■ Exercise goal
Could you copy each line of the listing that holds "this"?
### Recorded data ###
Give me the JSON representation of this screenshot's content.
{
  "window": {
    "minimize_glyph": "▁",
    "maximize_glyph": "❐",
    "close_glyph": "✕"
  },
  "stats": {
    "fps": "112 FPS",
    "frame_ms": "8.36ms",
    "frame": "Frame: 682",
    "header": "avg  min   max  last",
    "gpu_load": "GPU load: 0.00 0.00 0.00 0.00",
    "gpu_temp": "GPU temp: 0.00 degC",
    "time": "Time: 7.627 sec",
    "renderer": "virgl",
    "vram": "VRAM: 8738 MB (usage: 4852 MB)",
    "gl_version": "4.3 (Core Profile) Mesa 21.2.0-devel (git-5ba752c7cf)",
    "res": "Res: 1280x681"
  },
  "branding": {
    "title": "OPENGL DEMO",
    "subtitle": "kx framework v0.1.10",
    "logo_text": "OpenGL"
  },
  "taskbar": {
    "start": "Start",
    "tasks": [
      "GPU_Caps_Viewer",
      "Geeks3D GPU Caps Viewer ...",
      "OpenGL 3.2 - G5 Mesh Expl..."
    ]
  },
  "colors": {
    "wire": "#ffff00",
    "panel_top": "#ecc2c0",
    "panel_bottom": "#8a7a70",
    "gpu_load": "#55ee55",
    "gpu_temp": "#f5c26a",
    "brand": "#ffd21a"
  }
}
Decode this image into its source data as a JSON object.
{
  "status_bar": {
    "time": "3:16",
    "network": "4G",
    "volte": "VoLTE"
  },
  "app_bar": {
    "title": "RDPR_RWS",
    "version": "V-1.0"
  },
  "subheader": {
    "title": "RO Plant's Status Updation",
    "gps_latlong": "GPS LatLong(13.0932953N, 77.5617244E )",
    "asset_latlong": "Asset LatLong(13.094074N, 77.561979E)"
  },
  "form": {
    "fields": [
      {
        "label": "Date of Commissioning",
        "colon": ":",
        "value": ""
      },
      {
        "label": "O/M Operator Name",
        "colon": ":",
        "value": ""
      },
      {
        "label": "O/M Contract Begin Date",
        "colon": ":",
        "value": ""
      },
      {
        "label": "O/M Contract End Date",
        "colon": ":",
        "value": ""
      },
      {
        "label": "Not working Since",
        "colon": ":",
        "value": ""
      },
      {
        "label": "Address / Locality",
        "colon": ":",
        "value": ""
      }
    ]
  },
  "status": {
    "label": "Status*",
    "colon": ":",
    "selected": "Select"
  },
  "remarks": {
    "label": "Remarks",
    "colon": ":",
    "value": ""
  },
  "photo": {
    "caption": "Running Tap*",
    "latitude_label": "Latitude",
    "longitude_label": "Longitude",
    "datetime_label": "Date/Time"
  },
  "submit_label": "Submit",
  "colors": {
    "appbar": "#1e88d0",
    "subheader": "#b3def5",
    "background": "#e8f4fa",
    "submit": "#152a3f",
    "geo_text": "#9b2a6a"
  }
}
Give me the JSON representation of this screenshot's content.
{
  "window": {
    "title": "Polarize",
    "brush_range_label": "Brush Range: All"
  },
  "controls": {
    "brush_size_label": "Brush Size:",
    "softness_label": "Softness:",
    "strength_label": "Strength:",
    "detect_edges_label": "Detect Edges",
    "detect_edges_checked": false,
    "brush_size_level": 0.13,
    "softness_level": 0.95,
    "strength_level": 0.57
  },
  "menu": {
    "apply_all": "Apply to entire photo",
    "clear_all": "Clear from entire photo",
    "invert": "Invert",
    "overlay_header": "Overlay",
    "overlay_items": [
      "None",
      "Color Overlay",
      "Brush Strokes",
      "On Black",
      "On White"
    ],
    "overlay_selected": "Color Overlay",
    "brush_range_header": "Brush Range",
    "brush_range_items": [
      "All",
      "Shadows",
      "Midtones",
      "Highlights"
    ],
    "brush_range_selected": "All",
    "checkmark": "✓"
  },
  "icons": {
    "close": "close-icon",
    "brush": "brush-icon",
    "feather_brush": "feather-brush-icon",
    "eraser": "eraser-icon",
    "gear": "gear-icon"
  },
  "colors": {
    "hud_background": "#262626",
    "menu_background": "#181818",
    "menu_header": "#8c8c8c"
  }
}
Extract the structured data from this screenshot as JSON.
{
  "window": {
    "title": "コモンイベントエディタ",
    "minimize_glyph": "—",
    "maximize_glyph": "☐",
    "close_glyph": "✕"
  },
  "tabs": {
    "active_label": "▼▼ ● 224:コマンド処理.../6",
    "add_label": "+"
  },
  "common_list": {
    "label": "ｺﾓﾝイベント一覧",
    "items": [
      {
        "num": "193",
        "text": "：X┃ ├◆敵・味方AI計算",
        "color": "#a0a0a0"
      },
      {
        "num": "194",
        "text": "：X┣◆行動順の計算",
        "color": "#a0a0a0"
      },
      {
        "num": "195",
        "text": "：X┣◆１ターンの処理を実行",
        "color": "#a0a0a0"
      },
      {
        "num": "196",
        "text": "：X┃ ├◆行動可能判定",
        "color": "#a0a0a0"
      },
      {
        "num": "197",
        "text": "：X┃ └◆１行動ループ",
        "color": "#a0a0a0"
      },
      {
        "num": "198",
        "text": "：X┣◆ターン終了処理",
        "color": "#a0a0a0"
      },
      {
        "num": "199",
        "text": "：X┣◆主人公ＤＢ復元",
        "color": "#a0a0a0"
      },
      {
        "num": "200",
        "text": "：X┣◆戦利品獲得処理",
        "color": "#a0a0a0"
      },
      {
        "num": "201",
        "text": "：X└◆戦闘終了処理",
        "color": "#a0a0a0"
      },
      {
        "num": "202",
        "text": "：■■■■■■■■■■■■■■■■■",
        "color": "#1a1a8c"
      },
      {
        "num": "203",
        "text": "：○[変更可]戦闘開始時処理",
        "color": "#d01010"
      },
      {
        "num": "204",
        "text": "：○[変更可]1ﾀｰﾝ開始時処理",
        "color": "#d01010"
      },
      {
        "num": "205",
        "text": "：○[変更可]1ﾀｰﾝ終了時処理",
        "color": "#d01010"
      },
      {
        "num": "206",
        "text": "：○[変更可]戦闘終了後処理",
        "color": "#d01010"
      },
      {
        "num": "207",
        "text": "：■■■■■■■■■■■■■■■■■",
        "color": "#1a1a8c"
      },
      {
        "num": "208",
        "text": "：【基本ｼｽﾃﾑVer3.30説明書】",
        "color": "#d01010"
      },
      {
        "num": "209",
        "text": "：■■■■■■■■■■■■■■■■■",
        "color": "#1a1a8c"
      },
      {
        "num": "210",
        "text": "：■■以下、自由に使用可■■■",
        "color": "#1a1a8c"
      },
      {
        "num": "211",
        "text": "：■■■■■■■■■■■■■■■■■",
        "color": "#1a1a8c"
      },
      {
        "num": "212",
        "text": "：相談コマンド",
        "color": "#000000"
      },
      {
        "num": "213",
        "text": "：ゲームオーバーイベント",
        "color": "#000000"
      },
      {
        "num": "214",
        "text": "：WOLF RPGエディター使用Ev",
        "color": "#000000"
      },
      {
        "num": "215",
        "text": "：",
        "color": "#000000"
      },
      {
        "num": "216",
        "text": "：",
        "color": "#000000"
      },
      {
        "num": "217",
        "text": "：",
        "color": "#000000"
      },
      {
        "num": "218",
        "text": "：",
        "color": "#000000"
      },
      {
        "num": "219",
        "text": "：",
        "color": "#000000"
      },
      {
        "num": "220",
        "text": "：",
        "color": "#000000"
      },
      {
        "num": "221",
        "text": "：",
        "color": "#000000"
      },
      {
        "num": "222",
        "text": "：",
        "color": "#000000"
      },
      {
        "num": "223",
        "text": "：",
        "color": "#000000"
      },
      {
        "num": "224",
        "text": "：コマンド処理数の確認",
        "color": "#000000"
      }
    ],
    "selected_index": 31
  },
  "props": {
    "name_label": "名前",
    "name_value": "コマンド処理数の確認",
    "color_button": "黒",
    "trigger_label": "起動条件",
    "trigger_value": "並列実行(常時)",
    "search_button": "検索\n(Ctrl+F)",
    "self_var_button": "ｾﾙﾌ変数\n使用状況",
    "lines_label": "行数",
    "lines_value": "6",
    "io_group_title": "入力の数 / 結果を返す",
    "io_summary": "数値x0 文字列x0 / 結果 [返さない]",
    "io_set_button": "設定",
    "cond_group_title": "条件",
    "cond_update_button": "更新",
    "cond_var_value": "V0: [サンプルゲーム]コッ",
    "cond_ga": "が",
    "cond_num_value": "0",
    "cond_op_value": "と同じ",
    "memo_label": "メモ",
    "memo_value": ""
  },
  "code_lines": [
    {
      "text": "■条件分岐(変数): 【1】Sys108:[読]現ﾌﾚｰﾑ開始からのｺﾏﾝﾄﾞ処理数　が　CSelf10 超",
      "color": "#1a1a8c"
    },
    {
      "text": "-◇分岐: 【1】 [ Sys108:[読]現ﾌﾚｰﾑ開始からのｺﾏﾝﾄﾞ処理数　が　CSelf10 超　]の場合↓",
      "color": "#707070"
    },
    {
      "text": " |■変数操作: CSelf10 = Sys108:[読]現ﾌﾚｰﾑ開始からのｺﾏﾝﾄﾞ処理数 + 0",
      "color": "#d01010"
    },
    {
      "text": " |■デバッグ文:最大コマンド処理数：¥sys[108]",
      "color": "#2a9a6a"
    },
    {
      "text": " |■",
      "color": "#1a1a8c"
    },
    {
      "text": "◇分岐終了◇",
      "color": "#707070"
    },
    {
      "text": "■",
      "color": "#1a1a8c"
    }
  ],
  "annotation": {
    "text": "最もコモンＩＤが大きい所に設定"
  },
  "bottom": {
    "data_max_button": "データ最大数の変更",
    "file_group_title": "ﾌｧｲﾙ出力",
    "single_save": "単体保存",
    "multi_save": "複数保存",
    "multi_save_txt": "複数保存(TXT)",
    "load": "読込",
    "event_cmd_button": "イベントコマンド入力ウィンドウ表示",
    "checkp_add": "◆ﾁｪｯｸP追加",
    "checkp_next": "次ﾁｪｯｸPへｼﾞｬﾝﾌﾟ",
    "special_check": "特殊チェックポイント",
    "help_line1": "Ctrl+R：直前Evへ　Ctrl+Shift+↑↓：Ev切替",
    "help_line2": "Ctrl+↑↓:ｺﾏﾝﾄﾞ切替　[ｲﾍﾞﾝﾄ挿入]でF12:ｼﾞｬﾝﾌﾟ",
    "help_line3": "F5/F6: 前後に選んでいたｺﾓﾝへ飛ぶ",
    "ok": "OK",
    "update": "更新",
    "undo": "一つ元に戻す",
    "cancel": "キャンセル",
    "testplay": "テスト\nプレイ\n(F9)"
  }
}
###
■ Response to the exercise
Give me the JSON representation of this screenshot's content.
Decode this image into its source data as a JSON object.
Give me the JSON representation of this screenshot's content.
Extract the structured data from this screenshot as JSON.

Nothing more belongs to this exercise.